---------- Input for this task ----------

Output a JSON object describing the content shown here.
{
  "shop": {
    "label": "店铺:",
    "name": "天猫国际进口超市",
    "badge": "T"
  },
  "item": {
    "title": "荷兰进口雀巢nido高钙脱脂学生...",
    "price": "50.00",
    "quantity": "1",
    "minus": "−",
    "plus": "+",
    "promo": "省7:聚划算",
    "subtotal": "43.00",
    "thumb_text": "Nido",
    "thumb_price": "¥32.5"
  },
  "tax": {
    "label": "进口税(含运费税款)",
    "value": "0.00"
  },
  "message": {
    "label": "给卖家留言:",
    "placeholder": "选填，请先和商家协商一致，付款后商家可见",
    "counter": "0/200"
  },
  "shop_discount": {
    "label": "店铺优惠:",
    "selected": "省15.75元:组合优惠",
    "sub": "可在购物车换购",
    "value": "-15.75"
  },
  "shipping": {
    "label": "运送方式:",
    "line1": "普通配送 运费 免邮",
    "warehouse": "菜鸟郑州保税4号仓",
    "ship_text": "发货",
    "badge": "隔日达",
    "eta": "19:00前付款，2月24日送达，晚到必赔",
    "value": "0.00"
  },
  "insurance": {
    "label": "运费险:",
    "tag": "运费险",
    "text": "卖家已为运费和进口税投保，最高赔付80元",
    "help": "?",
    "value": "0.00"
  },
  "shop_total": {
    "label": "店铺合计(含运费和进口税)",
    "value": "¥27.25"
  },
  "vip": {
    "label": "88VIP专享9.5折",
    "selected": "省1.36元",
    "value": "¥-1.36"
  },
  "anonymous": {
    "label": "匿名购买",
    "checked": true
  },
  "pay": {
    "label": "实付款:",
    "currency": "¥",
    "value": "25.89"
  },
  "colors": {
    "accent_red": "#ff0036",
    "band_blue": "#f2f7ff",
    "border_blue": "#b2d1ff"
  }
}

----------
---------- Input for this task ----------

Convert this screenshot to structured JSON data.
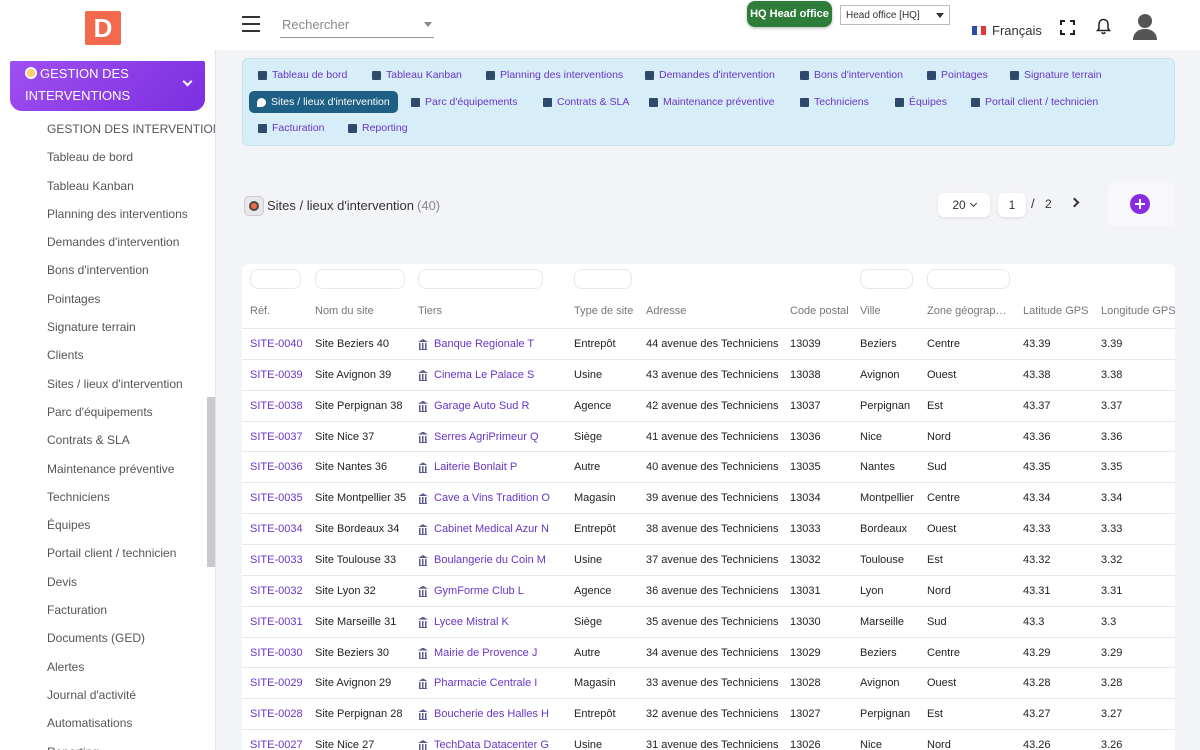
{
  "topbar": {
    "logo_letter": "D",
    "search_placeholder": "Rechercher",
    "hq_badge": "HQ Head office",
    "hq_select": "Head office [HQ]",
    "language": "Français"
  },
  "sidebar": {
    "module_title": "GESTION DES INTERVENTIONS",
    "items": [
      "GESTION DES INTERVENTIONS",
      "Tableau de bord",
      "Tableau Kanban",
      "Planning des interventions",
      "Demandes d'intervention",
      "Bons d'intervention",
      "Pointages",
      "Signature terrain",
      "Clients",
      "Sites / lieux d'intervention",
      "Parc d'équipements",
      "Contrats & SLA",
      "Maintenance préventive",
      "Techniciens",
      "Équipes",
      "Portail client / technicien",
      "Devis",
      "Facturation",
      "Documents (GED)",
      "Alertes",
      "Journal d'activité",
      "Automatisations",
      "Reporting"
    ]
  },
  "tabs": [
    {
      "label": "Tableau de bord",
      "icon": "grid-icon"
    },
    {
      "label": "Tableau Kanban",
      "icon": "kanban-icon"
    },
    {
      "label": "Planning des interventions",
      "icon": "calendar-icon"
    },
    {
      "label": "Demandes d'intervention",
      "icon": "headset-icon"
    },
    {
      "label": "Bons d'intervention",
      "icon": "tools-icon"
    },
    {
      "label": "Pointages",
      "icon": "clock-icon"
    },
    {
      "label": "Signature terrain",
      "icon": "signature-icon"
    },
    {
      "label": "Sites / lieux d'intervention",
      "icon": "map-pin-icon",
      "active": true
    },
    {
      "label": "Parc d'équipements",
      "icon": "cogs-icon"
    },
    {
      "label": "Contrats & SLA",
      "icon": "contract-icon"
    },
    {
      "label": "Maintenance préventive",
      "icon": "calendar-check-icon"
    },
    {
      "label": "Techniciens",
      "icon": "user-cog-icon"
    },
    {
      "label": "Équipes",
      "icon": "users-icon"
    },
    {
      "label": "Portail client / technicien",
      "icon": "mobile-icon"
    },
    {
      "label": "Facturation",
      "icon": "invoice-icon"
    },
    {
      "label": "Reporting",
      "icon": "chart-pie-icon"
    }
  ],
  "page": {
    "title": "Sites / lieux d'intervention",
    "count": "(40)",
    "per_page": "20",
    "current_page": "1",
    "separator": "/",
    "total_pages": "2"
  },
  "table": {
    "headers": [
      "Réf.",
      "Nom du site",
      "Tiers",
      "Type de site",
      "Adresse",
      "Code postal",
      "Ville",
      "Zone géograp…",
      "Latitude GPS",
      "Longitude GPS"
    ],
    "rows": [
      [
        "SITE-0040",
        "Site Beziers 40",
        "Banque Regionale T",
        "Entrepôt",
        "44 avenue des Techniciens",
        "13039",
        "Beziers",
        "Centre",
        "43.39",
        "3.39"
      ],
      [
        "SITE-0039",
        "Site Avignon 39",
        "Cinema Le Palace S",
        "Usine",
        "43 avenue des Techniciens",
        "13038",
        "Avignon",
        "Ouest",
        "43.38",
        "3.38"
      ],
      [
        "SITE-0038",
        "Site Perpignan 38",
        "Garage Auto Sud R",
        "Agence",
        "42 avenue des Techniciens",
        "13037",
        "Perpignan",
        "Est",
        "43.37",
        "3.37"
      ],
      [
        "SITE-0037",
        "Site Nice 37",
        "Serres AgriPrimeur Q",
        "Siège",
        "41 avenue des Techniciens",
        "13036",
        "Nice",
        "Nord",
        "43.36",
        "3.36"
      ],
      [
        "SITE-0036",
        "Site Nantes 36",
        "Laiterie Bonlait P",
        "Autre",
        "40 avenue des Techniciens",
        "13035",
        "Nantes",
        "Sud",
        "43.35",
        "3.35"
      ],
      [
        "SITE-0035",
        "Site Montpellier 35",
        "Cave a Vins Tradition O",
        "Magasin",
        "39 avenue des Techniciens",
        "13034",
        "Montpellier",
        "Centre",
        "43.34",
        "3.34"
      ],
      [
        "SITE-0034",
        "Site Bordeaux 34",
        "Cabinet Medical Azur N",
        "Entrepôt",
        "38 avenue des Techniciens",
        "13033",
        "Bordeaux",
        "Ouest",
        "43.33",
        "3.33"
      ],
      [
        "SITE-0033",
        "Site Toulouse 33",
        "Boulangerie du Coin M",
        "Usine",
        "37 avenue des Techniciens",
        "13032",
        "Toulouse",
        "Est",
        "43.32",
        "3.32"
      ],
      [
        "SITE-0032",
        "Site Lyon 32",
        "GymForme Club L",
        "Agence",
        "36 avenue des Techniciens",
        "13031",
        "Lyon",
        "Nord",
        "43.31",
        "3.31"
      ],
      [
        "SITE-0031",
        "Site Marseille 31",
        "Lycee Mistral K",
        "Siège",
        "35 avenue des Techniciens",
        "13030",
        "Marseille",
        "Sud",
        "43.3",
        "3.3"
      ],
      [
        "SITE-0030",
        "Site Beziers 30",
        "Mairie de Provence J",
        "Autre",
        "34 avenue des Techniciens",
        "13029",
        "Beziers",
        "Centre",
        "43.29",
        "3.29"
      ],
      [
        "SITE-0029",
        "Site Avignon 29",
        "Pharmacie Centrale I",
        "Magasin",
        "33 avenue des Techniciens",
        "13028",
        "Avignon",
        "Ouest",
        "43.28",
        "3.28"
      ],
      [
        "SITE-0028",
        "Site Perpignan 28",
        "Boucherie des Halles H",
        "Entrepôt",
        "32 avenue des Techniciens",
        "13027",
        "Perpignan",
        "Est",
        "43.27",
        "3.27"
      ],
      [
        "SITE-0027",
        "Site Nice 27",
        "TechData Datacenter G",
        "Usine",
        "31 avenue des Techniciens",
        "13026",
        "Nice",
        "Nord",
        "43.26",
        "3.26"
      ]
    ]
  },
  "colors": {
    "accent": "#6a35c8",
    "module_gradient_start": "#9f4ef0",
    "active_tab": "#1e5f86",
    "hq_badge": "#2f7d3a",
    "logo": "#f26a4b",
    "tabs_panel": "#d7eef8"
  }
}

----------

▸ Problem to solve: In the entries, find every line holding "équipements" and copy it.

▸ Answer to this problem:
      "Parc d'équipements",
      "label": "Parc d'équipements",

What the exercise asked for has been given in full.